Requirement: A full, word-for-word copy of the listing below is needed; leave the images out of it.

*** Data ***

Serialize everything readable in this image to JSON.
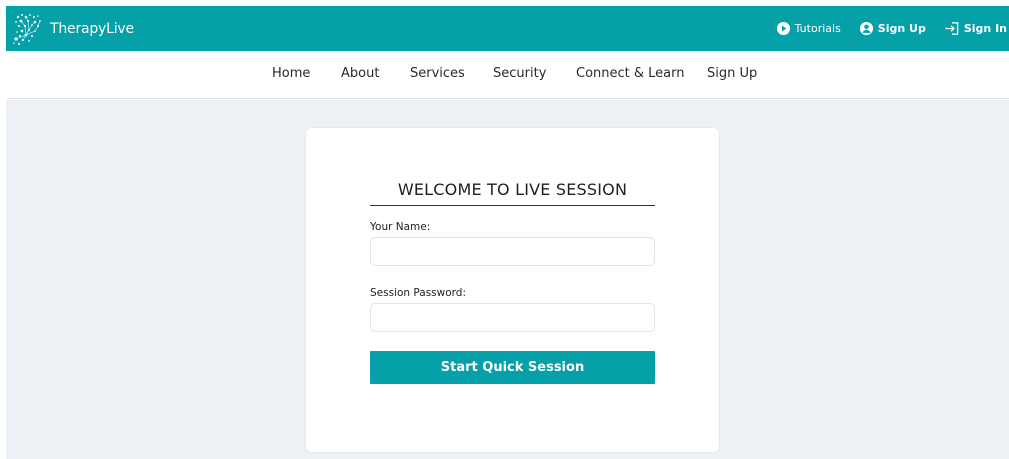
{
  "brand": {
    "name": "TherapyLive"
  },
  "top_actions": {
    "tutorials": "Tutorials",
    "sign_up": "Sign Up",
    "sign_in": "Sign In"
  },
  "nav": {
    "items": [
      "Home",
      "About",
      "Services",
      "Security",
      "Connect & Learn",
      "Sign Up"
    ]
  },
  "form": {
    "title": "WELCOME TO LIVE SESSION",
    "name_label": "Your Name:",
    "name_value": "",
    "password_label": "Session Password:",
    "password_value": "",
    "submit_label": "Start Quick Session"
  },
  "colors": {
    "accent": "#06a0a8",
    "background": "#edf0f4",
    "card": "#ffffff"
  },
  "icons": {
    "logo": "tree-dots-logo",
    "tutorials": "play-circle-icon",
    "sign_up": "user-circle-icon",
    "sign_in": "sign-in-arrow-icon"
  }
}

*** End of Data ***

Solution for this problem:
Serialize everything readable in this image to JSON.
{
  "brand": {
    "name": "TherapyLive"
  },
  "top_actions": {
    "tutorials": "Tutorials",
    "sign_up": "Sign Up",
    "sign_in": "Sign In"
  },
  "nav": {
    "items": [
      "Home",
      "About",
      "Services",
      "Security",
      "Connect & Learn",
      "Sign Up"
    ]
  },
  "form": {
    "title": "WELCOME TO LIVE SESSION",
    "name_label": "Your Name:",
    "name_value": "",
    "password_label": "Session Password:",
    "password_value": "",
    "submit_label": "Start Quick Session"
  },
  "colors": {
    "accent": "#06a0a8",
    "background": "#edf0f4",
    "card": "#ffffff"
  },
  "icons": {
    "logo": "tree-dots-logo",
    "tutorials": "play-circle-icon",
    "sign_up": "user-circle-icon",
    "sign_in": "sign-in-arrow-icon"
  }
}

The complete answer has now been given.